Web page and app entries:
────────────────────────────────────────
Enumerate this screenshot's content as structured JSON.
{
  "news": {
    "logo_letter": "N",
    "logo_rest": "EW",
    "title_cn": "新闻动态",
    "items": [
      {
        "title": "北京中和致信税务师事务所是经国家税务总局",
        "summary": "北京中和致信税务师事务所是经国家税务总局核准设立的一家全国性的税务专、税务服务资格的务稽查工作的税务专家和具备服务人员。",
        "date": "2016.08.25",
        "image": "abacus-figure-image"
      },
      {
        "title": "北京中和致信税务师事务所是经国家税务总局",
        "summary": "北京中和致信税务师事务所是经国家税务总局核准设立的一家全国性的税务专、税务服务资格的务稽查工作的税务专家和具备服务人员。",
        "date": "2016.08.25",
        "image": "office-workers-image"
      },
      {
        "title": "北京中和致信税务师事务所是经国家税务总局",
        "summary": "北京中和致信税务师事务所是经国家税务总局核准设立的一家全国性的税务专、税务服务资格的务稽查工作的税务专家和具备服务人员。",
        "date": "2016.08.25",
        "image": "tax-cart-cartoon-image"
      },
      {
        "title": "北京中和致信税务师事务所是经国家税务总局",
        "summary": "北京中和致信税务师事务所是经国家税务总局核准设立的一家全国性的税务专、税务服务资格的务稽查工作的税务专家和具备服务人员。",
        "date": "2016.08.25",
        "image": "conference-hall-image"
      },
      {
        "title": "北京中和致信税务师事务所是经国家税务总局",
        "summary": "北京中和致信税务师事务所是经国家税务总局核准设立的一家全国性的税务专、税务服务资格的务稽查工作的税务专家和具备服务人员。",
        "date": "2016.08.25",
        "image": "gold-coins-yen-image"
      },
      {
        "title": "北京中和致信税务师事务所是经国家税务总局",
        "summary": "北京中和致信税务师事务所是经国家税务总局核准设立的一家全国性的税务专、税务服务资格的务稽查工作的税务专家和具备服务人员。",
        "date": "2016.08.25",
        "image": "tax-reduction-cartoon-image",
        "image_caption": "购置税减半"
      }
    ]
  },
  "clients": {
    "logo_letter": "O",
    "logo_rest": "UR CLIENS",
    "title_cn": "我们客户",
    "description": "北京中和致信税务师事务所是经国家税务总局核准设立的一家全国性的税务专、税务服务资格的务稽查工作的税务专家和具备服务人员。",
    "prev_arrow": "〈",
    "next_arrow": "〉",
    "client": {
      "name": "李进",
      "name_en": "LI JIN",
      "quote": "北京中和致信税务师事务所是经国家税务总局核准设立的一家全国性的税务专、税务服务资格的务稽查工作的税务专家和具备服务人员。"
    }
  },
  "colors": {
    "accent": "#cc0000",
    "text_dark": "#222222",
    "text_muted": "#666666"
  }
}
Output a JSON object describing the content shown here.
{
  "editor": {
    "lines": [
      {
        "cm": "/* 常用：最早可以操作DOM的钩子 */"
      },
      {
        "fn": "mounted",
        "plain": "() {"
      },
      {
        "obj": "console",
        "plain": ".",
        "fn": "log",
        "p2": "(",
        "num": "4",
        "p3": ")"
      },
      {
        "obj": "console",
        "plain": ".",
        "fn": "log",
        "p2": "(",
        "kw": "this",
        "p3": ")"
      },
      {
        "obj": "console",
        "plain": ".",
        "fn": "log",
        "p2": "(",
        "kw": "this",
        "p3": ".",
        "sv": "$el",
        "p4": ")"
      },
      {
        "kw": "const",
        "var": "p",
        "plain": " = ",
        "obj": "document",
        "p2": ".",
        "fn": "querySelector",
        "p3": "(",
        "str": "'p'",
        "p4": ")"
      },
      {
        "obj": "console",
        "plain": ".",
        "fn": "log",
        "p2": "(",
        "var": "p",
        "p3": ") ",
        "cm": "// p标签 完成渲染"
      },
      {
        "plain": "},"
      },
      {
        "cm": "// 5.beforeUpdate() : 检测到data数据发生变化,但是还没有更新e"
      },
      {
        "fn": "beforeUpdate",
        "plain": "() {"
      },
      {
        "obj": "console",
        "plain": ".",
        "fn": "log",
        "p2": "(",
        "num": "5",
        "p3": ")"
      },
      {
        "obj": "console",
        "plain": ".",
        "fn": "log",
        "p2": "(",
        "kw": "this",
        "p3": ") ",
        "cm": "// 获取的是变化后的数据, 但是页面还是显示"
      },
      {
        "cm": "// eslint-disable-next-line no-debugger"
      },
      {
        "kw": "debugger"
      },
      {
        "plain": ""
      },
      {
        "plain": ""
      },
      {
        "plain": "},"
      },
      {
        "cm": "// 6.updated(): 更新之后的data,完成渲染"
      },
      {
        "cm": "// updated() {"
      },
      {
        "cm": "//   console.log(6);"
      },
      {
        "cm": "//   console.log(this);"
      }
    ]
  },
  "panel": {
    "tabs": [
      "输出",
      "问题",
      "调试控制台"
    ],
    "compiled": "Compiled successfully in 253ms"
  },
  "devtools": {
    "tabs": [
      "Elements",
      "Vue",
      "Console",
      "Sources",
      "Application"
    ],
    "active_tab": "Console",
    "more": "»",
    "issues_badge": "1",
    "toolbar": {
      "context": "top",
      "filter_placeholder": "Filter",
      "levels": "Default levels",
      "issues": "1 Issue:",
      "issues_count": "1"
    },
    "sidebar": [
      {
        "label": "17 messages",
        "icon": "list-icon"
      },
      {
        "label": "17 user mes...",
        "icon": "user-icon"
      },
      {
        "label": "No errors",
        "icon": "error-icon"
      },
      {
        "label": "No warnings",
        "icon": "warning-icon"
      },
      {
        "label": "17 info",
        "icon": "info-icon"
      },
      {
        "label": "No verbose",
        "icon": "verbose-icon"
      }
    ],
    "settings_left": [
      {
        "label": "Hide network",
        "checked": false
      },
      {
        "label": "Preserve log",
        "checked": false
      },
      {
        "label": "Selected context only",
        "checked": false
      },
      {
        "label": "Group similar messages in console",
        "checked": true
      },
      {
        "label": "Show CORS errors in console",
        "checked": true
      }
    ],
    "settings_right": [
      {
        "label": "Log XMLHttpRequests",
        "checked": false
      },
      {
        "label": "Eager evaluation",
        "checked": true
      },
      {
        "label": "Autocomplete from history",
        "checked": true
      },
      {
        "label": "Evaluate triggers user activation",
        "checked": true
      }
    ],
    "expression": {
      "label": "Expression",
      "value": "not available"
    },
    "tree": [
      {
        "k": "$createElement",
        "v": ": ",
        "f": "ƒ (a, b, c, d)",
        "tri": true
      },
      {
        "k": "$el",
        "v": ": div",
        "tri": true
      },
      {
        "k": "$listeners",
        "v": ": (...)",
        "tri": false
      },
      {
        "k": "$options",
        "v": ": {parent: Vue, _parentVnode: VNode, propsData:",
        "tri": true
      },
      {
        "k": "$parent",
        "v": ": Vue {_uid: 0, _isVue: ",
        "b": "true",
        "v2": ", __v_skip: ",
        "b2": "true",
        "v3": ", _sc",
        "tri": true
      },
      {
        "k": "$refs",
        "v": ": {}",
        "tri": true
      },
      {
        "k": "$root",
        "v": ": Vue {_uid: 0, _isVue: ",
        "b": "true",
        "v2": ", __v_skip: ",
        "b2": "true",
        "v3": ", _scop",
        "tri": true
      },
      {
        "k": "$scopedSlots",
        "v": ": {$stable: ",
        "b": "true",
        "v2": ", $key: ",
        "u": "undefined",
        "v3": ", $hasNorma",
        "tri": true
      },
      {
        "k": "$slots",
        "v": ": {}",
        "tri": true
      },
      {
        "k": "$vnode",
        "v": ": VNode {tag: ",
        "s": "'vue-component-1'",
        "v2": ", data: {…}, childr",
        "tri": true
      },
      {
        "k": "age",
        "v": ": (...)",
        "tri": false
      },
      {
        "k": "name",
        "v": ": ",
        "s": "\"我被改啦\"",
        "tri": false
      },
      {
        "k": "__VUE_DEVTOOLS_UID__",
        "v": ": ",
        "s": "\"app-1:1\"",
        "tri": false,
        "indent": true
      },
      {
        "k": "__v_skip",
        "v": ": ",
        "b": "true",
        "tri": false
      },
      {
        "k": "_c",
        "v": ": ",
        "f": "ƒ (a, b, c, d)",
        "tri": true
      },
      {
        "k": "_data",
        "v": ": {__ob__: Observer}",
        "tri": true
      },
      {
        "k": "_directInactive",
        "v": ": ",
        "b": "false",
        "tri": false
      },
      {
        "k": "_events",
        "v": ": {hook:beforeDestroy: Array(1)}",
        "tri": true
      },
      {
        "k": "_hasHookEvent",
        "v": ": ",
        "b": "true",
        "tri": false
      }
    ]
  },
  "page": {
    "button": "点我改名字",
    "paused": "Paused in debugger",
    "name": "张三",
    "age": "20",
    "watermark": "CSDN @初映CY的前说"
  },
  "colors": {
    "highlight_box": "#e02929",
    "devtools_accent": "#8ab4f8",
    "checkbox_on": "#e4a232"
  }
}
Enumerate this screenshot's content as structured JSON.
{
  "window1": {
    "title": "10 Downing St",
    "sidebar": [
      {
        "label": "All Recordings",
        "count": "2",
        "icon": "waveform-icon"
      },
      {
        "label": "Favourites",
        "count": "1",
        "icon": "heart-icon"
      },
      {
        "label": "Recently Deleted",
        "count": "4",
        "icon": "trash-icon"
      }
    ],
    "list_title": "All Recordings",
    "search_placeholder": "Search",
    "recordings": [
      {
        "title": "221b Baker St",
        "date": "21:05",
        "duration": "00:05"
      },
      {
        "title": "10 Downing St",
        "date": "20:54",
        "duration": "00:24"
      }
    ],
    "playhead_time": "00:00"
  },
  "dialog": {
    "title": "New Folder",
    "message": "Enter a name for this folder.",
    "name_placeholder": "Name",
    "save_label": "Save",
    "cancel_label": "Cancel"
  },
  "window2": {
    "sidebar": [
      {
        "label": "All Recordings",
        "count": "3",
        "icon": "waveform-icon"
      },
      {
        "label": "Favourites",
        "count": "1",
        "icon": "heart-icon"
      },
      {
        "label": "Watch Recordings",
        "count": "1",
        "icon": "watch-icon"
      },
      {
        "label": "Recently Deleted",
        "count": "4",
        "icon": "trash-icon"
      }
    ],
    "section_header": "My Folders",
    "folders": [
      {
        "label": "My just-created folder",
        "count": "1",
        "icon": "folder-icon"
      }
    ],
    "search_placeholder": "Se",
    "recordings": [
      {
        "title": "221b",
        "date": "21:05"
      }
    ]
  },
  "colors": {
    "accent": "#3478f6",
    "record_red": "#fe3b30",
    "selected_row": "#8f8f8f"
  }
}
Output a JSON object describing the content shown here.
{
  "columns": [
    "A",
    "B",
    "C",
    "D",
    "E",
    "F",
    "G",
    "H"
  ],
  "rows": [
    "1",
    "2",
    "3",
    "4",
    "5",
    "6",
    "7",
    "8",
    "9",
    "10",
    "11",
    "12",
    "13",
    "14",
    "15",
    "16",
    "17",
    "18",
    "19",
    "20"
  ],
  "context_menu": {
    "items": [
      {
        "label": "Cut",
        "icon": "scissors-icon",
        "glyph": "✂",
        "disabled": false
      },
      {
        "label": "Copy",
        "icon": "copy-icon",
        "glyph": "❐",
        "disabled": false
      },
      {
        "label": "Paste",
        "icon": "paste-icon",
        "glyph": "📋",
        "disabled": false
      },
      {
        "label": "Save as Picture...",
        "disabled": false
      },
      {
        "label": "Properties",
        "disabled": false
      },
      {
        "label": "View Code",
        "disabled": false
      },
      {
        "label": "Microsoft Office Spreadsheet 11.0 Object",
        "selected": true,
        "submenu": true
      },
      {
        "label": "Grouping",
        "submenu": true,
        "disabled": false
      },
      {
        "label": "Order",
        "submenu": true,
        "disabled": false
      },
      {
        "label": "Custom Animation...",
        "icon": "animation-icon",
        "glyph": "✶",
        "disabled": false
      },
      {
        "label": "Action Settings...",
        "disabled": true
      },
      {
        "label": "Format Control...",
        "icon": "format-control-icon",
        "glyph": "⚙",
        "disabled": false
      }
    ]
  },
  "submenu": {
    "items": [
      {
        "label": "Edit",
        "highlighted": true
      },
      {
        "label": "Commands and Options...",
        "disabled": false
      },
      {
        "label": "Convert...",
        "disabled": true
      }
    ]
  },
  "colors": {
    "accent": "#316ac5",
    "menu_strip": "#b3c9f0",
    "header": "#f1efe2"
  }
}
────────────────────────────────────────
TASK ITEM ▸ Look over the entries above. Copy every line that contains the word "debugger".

RESULT FOR THIS TASK ▸
        "cm": "// eslint-disable-next-line no-debugger"
        "kw": "debugger"
    "paused": "Paused in debugger",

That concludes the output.